  • Signs
  1. Normal growth curves (or Body Mass Index for age)
  2. Well appearing child
  3. Exam is often normal or mild abdominal tenderness
    1. Exam should include pelvic and scrotal exam in adolescents
  • Signs
  • Red flags
  1. Pain location distant from Umbilicus (esp. RUQ, lower quadrants)
  2. Pain that awakens child at night
  3. Erythrocyte Sedimentation Rate (ESR) or C-Reactive Protein (C-RP) elevated
  4. Family History of Inflammatory Bowel Disease or Celiac Sprue
  5. Unintentional Weight Loss
  6. Dysphagia
  7. Decreased linear growth
  8. Delayed Puberty
  9. Chronic, severe or nocturnal Diarrhea
  10. Blood in stool
  11. Significant Vomiting
  12. Unexplained fever
  • Labs (Limited and focused work-up)
  • Imaging
  1. Flat and upright abdominal XRay (KUB)
  2. Consider RUQ Ultrasound
  3. Consider pelvic Ultrasound
  • Diagnostics
  • Upper endoscopy (findings in 37% of children with RAP >1 year)
  • Differential Diagnosis
  1. Crohn's Disease
  2. Peptic Ulcer Disease
  3. Carbohydrate intolerance
  4. Appendiceal colic

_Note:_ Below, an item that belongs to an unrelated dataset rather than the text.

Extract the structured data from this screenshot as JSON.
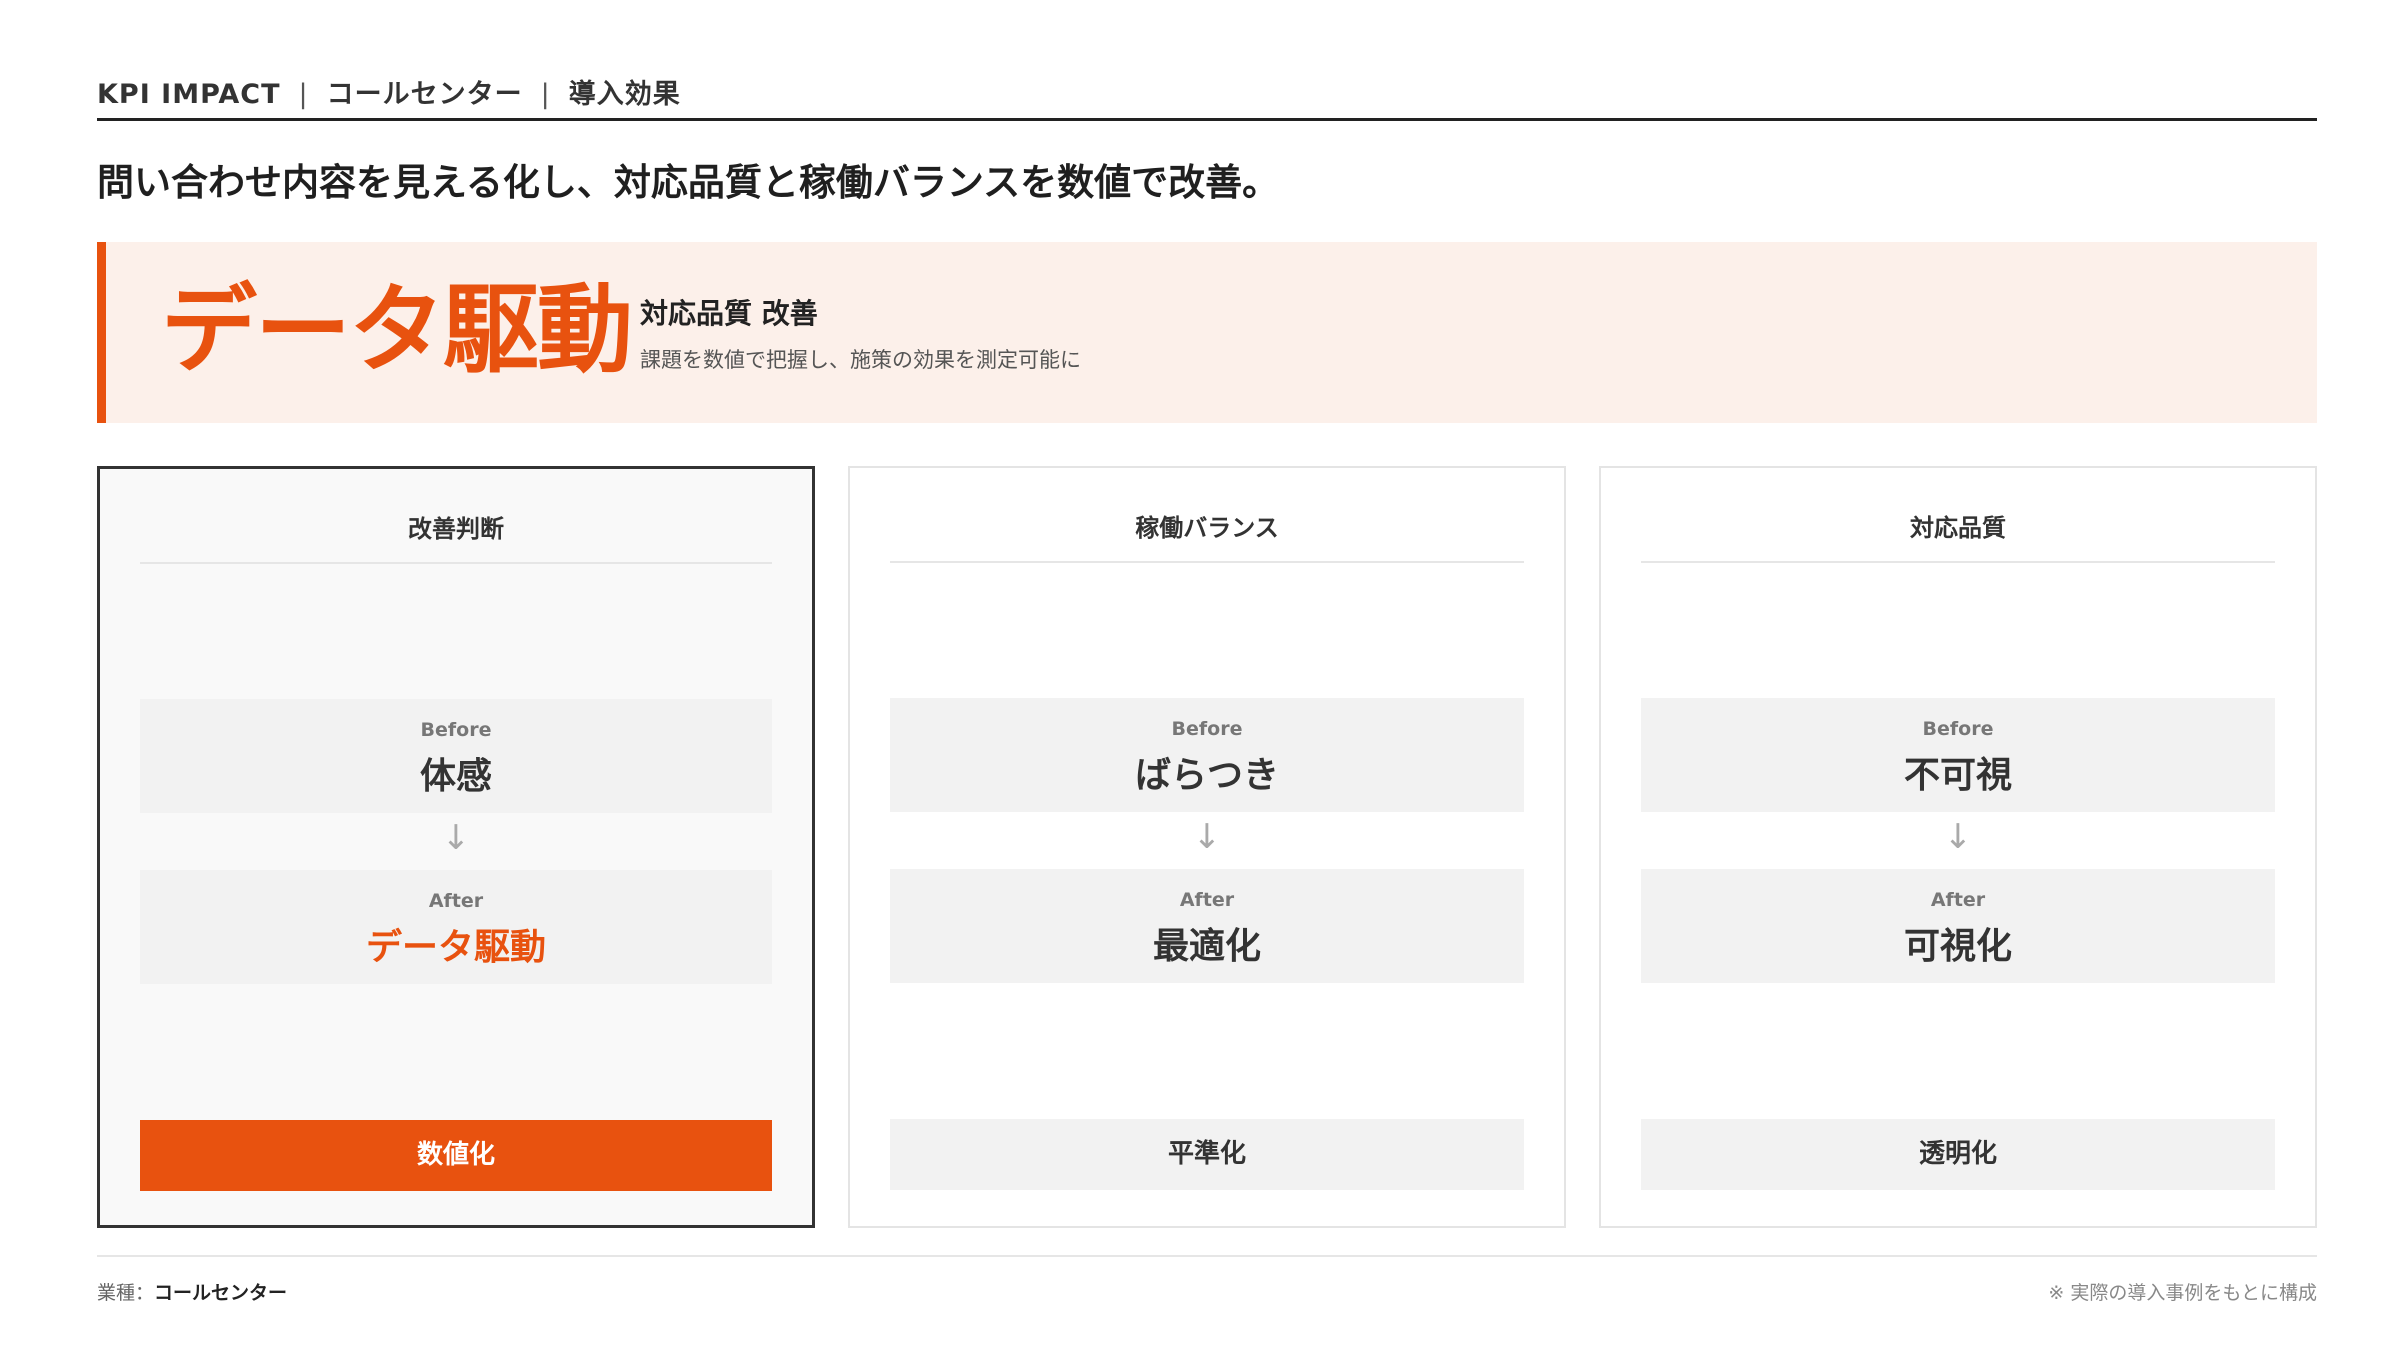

  5. Nephrolithiasis (Ureteropelvic junction obstruction)
  6. Giardia
  7. Blastocystis hominis
  8. Hereditary Pancreatitis
  9. Abdominal Migraine
  10. Epilepsy
  11. Gynecologic disorder
  12. Psychiatric disorder or abuse
    1. Major Depression
    2. Generalized Anxiety Disorder
    3. Sexual Abuse
    4. Physical abuse
    5. Conversion reaction
  • Management
  • General Measures
  1. Avoid Medications
    1. Peppermint Oil capsule three times daily has been used
    2. Probiotics have mixed results
  2. Emphasize the patient's response to pain
  3. Involve the parents
  4. Reassure that the problem is NOT life threatening
  5. Be realistic and frank
    1. Problem may persist for extended period of time
  6. Promote full activity and a sense of health
  7. Dietary management
    1. Encourage a well balanced diet
    2. Encourage adequate hydration
    3. Encourage adequate fiber intake
      1. See Fiber supplementation
  8. Maintain school attendance
  9. Psychological management
    1. Hypnotherapy
      1. Rutten (2013) Arch Dis Child 98(4): 252-7 [PubMed]
    2. Cognitive Behavioral Therapy
      1. Gro (2013) Int J Behav Med 20(3):434-43 [PubMed]
      2. Lonergan (2016) Ir J psychol Med 33(4):251-64 [PubMed]
  10. References
    1. Rutten (2015) Pediatrics 135(3);522-35 [PubMed]
  • Course
  1. Usually resolves by age 20 years
    1. RAP persists for a median duration of 7.5 months and for 5 years in up to 29%
  2. Irritable Bowel Syndrome may develop
    1. Functional Abdominal Pain is found in 35% of adults who had a history of RAP as a child
  • Prognosis
  1. These children often get lower grades than peers